• TASK ITEM: Could you reproduce every record below exactly as it stands?

• TASK DATA:

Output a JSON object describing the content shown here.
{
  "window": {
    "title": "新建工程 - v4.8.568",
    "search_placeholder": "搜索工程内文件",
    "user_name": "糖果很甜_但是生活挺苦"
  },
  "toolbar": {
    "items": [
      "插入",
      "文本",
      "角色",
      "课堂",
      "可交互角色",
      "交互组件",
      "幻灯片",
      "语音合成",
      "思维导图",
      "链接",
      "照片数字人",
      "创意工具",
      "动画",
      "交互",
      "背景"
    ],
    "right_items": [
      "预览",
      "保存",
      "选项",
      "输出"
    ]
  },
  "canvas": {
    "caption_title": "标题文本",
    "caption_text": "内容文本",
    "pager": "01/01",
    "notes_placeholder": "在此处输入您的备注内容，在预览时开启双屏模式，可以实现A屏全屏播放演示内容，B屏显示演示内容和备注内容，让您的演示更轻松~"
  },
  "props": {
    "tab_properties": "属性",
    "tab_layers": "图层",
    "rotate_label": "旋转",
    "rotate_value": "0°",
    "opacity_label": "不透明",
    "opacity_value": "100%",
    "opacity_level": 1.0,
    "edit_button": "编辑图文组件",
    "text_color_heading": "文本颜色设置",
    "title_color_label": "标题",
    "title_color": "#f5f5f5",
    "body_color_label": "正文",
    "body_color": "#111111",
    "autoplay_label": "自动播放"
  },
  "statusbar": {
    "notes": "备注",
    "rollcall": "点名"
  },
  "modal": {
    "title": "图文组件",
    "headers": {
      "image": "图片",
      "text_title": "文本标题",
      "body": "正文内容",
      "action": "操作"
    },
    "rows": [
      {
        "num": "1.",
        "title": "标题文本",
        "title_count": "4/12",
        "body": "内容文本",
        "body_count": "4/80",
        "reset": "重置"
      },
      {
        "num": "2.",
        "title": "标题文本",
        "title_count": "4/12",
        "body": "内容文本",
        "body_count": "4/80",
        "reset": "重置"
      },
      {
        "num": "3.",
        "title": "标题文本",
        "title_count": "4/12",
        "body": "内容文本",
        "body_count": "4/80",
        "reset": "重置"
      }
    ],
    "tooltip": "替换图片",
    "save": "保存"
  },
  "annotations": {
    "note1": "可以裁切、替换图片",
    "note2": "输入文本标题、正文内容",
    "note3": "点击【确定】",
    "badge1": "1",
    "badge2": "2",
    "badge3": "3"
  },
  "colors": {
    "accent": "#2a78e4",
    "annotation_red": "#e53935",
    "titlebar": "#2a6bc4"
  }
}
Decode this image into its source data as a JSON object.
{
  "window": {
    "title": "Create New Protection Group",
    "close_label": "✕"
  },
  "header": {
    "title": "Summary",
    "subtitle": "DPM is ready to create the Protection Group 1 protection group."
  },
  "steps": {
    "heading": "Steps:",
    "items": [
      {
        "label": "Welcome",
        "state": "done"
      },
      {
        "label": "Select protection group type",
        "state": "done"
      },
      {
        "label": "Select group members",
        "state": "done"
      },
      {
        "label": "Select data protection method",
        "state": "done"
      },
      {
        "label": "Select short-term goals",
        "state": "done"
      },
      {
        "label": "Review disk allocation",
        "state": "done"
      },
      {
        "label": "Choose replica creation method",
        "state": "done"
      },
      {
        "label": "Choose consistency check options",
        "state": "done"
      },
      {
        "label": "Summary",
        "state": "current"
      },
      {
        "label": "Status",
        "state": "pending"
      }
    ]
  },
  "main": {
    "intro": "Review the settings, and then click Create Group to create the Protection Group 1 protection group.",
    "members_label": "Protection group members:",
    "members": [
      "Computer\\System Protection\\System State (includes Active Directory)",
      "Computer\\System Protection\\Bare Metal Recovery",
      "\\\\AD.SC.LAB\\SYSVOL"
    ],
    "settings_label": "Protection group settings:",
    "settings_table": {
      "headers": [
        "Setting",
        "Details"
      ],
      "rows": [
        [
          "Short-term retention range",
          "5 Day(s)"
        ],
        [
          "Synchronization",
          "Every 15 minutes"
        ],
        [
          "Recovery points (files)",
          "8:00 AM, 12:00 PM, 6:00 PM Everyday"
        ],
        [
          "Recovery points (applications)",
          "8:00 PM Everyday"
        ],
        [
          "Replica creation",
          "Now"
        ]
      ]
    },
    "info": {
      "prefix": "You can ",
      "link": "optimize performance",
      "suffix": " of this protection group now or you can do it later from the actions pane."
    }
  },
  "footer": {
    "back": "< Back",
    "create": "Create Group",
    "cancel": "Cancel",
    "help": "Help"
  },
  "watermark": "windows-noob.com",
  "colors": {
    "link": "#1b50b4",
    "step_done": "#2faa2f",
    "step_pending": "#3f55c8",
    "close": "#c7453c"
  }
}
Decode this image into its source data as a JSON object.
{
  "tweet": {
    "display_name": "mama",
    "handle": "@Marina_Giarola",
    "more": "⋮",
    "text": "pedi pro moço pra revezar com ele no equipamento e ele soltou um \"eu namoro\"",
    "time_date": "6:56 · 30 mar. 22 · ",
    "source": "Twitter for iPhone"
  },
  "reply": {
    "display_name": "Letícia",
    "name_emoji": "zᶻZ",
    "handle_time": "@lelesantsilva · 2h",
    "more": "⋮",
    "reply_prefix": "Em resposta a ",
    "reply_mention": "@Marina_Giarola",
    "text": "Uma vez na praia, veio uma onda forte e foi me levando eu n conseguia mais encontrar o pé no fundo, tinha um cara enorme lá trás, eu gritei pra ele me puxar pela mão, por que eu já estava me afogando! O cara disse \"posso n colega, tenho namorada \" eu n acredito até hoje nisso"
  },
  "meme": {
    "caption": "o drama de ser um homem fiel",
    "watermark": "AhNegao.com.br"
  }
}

• EXERCISE OUTPUT:
Output a JSON object describing the content shown here.
{
  "window": {
    "title": "新建工程 - v4.8.568",
    "search_placeholder": "搜索工程内文件",
    "user_name": "糖果很甜_但是生活挺苦"
  },
  "toolbar": {
    "items": [
      "插入",
      "文本",
      "角色",
      "课堂",
      "可交互角色",
      "交互组件",
      "幻灯片",
      "语音合成",
      "思维导图",
      "链接",
      "照片数字人",
      "创意工具",
      "动画",
      "交互",
      "背景"
    ],
    "right_items": [
      "预览",
      "保存",
      "选项",
      "输出"
    ]
  },
  "canvas": {
    "caption_title": "标题文本",
    "caption_text": "内容文本",
    "pager": "01/01",
    "notes_placeholder": "在此处输入您的备注内容，在预览时开启双屏模式，可以实现A屏全屏播放演示内容，B屏显示演示内容和备注内容，让您的演示更轻松~"
  },
  "props": {
    "tab_properties": "属性",
    "tab_layers": "图层",
    "rotate_label": "旋转",
    "rotate_value": "0°",
    "opacity_label": "不透明",
    "opacity_value": "100%",
    "opacity_level": 1.0,
    "edit_button": "编辑图文组件",
    "text_color_heading": "文本颜色设置",
    "title_color_label": "标题",
    "title_color": "#f5f5f5",
    "body_color_label": "正文",
    "body_color": "#111111",
    "autoplay_label": "自动播放"
  },
  "statusbar": {
    "notes": "备注",
    "rollcall": "点名"
  },
  "modal": {
    "title": "图文组件",
    "headers": {
      "image": "图片",
      "text_title": "文本标题",
      "body": "正文内容",
      "action": "操作"
    },
    "rows": [
      {
        "num": "1.",
        "title": "标题文本",
        "title_count": "4/12",
        "body": "内容文本",
        "body_count": "4/80",
        "reset": "重置"
      },
      {
        "num": "2.",
        "title": "标题文本",
        "title_count": "4/12",
        "body": "内容文本",
        "body_count": "4/80",
        "reset": "重置"
      },
      {
        "num": "3.",
        "title": "标题文本",
        "title_count": "4/12",
        "body": "内容文本",
        "body_count": "4/80",
        "reset": "重置"
      }
    ],
    "tooltip": "替换图片",
    "save": "保存"
  },
  "annotations": {
    "note1": "可以裁切、替换图片",
    "note2": "输入文本标题、正文内容",
    "note3": "点击【确定】",
    "badge1": "1",
    "badge2": "2",
    "badge3": "3"
  },
  "colors": {
    "accent": "#2a78e4",
    "annotation_red": "#e53935",
    "titlebar": "#2a6bc4"
  }
}
Decode this image into its source data as a JSON object.
{
  "window": {
    "title": "Create New Protection Group",
    "close_label": "✕"
  },
  "header": {
    "title": "Summary",
    "subtitle": "DPM is ready to create the Protection Group 1 protection group."
  },
  "steps": {
    "heading": "Steps:",
    "items": [
      {
        "label": "Welcome",
        "state": "done"
      },
      {
        "label": "Select protection group type",
        "state": "done"
      },
      {
        "label": "Select group members",
        "state": "done"
      },
      {
        "label": "Select data protection method",
        "state": "done"
      },
      {
        "label": "Select short-term goals",
        "state": "done"
      },
      {
        "label": "Review disk allocation",
        "state": "done"
      },
      {
        "label": "Choose replica creation method",
        "state": "done"
      },
      {
        "label": "Choose consistency check options",
        "state": "done"
      },
      {
        "label": "Summary",
        "state": "current"
      },
      {
        "label": "Status",
        "state": "pending"
      }
    ]
  },
  "main": {
    "intro": "Review the settings, and then click Create Group to create the Protection Group 1 protection group.",
    "members_label": "Protection group members:",
    "members": [
      "Computer\\System Protection\\System State (includes Active Directory)",
      "Computer\\System Protection\\Bare Metal Recovery",
      "\\\\AD.SC.LAB\\SYSVOL"
    ],
    "settings_label": "Protection group settings:",
    "settings_table": {
      "headers": [
        "Setting",
        "Details"
      ],
      "rows": [
        [
          "Short-term retention range",
          "5 Day(s)"
        ],
        [
          "Synchronization",
          "Every 15 minutes"
        ],
        [
          "Recovery points (files)",
          "8:00 AM, 12:00 PM, 6:00 PM Everyday"
        ],
        [
          "Recovery points (applications)",
          "8:00 PM Everyday"
        ],
        [
          "Replica creation",
          "Now"
        ]
      ]
    },
    "info": {
      "prefix": "You can ",
      "link": "optimize performance",
      "suffix": " of this protection group now or you can do it later from the actions pane."
    }
  },
  "footer": {
    "back": "< Back",
    "create": "Create Group",
    "cancel": "Cancel",
    "help": "Help"
  },
  "watermark": "windows-noob.com",
  "colors": {
    "link": "#1b50b4",
    "step_done": "#2faa2f",
    "step_pending": "#3f55c8",
    "close": "#c7453c"
  }
}
Decode this image into its source data as a JSON object.
{
  "tweet": {
    "display_name": "mama",
    "handle": "@Marina_Giarola",
    "more": "⋮",
    "text": "pedi pro moço pra revezar com ele no equipamento e ele soltou um \"eu namoro\"",
    "time_date": "6:56 · 30 mar. 22 · ",
    "source": "Twitter for iPhone"
  },
  "reply": {
    "display_name": "Letícia",
    "name_emoji": "zᶻZ",
    "handle_time": "@lelesantsilva · 2h",
    "more": "⋮",
    "reply_prefix": "Em resposta a ",
    "reply_mention": "@Marina_Giarola",
    "text": "Uma vez na praia, veio uma onda forte e foi me levando eu n conseguia mais encontrar o pé no fundo, tinha um cara enorme lá trás, eu gritei pra ele me puxar pela mão, por que eu já estava me afogando! O cara disse \"posso n colega, tenho namorada \" eu n acredito até hoje nisso"
  },
  "meme": {
    "caption": "o drama de ser um homem fiel",
    "watermark": "AhNegao.com.br"
  }
}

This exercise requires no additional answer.